“When you pull up to any intersection anymore, somebody is staring at their phone, or when you meet someone on a two-lane road, they’re looking at their phone,” said Sam Carpenter, Corporal Missouri Highway Patrol.

Driving distracted is something that most people do but won’t admit.

Representatives with MODOT and the Missouri Highway Patrol are reminding the public to buckle up and put the phone down for Distracted Driving Awareness Month.

According to the National Highway Traffic Safety Administration (NHTSA), distracted driving attributed to 3,522 deaths in 2021 and on average takes 9 lives per day.

“Anything that takes your eyes off of the road is a distraction. So that could be passengers, your radio, or children in the backseat, just daydreaming and not looking out the windshield. There’s plenty of glass in the car, right, so we want you looking forward and ahead, anticipating maybe problems that may be coming down the road,” said Carpenter.

“The average time to read a text is about five seconds. When you look down and read that text for five seconds you travel the length of a football field, so that is like driving blindfolded for a hundred yards,” said Marvin Morris, MoDOT Engineer.

When behind the wheel, every second matters.

Corporal Carpenter shared some tips and tricks on how to stay focused while driving.
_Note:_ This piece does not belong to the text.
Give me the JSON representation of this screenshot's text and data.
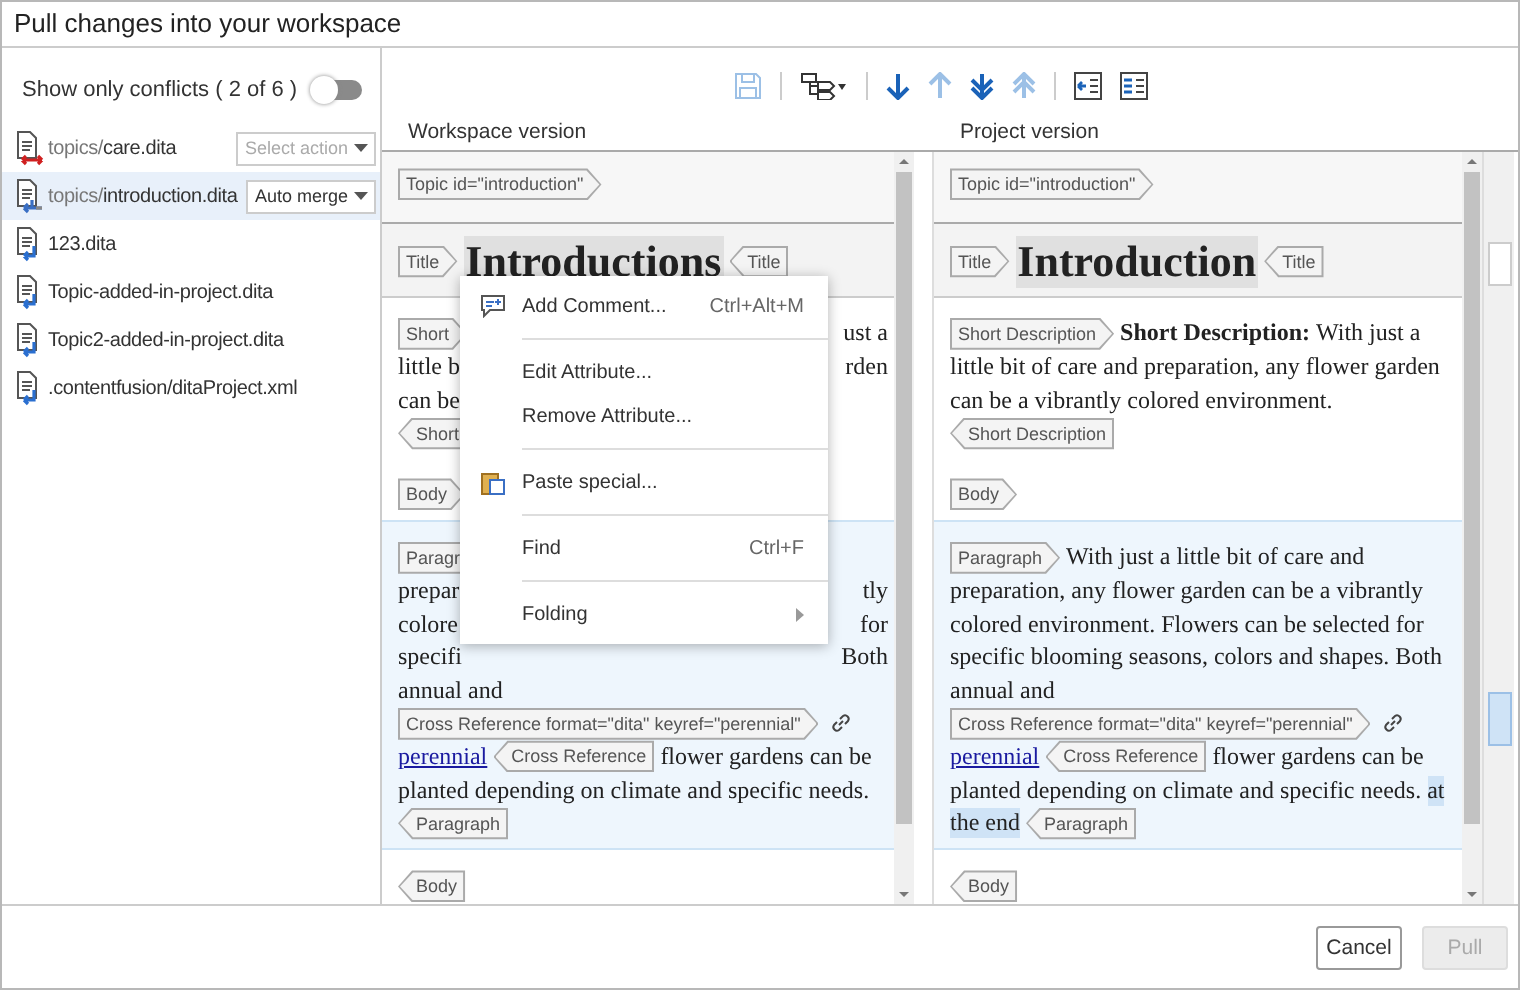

“An easy one to do is just the toggle switch on your phone to turn on that ‘Do not disturb’ while driving, that way you’re not gonna get alerted, and you’re not gonna be tempted to check the message. We are all curious about what’s going on, it might be something really important, usually, it’s not but we don’t want you to look at it. The other thing is to put your phone down somewhere you can’t reach it. Obviously, we want you to have a device with you in case something happens and you need to call emergency services, but put it out of your reach maybe or just tell everybody, ‘Hey, we are driving, we can have these conversations when we get where we are going’. Anything you can do to be more focused on the task at hand and we tell people driving is a full time job and we expect you to treat it that way,” said Carpenter.